A pretty experiment is in itself often more valuable than twenty formulae extracted from our minds.
Odds Are, It's Wrong
by Tom Siegfried
The “scientific method” of testing hypotheses by statistical analysis stands on a flimsy foundation. As a result, countless conclusions in the scientific literature are erroneous, and tests of medical dangers or treatments are often contradictory and confusing. (Article from Science News) Also see the longer Alfred and Julia Hill Lecture.
Inventing Reality: Physics as Language
by Bruce Gregory
Physicists use a very precise language, and this precision gives us an opportunity to see more clearly than is otherwise possible just how much of what we find in the world is the result of the way we talk about the world. (full text pdf)
Probability, Determinism, and Free Will
by Judith V. Grabiner

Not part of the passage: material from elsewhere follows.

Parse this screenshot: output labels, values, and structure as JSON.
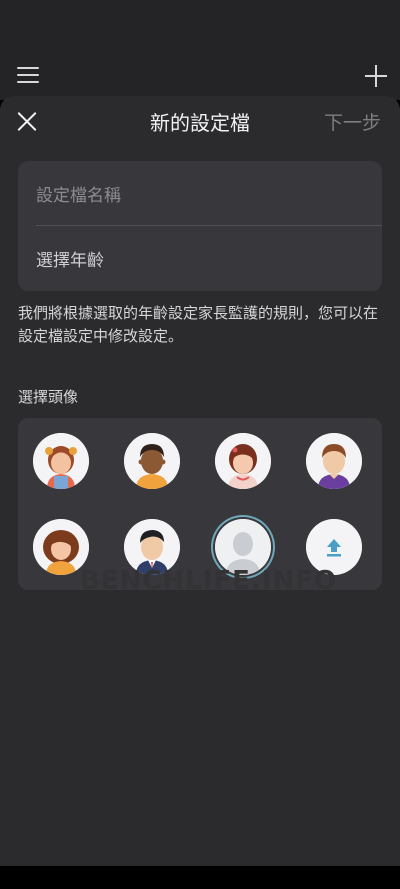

Statistical reasoning and the use of probability to make predictions about nature exemplify the way developments in mathematics and science can both pose philosophical questions and help illuminate their possible answers.
Quotes by physicists and/or on physics-related subjects.
Foldit: Solve Puzzles For Science
Knowing the structure of a protein is key to understanding how it works and to targeting it with drugs. Figuring out which of the many, many possible structures is the best one is regarded as one of the hardest problems in biology today and current methods take a lot of money and time, even for computers. Foldit attempts to predict the structure of a protein by taking advantage of humans' puzzle-solving intuitions and having people play competitively to fold the best proteins.
Michael McIntyre's home page
The ideas of Cambridge atmospheric scientist Michael McIntyre, Emeritus Professor, Centre for Atmospheric Science at the Department of Applied Mathematics and Theoretical Physics, University of Cambridge, with reference to "the unimaginably large number of ways for complex systems to go wrong."